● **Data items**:
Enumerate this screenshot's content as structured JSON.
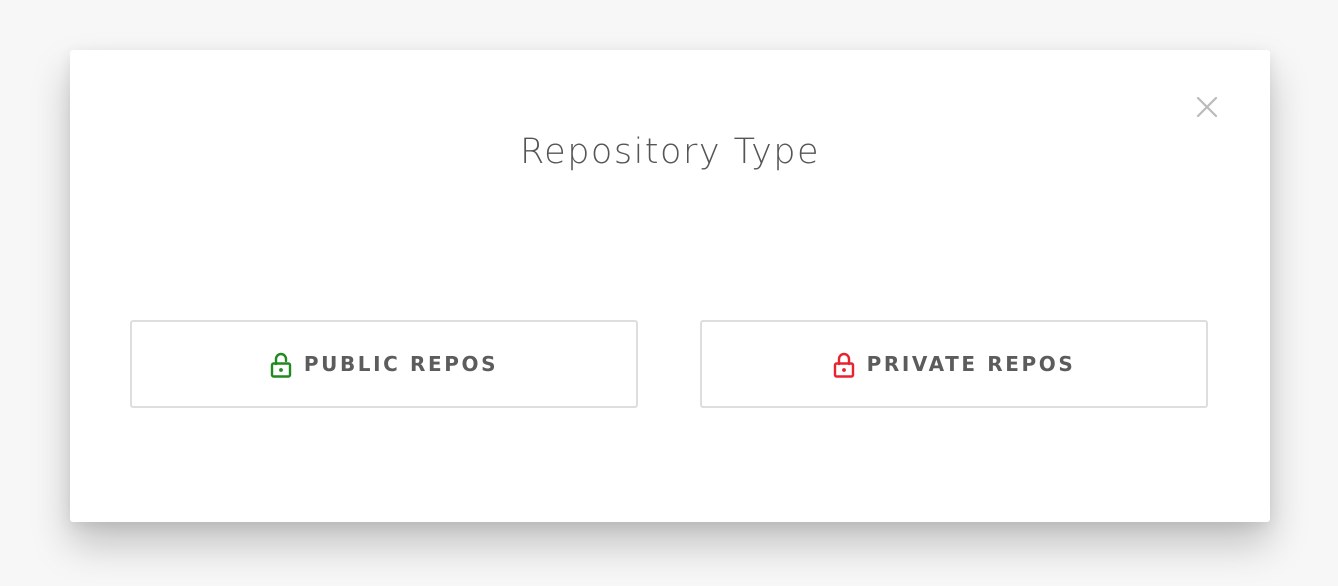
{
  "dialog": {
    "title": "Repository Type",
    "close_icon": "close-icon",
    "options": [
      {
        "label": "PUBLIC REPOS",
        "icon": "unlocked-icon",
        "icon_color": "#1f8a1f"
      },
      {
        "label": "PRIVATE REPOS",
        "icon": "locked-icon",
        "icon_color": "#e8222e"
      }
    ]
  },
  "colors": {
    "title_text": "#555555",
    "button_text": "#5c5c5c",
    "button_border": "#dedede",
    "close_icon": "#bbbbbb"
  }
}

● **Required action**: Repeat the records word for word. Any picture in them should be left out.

● **Solution to this task**:
Enumerate this screenshot's content as structured JSON.
{
  "dialog": {
    "title": "Repository Type",
    "close_icon": "close-icon",
    "options": [
      {
        "label": "PUBLIC REPOS",
        "icon": "unlocked-icon",
        "icon_color": "#1f8a1f"
      },
      {
        "label": "PRIVATE REPOS",
        "icon": "locked-icon",
        "icon_color": "#e8222e"
      }
    ]
  },
  "colors": {
    "title_text": "#555555",
    "button_text": "#5c5c5c",
    "button_border": "#dedede",
    "close_icon": "#bbbbbb"
  }
}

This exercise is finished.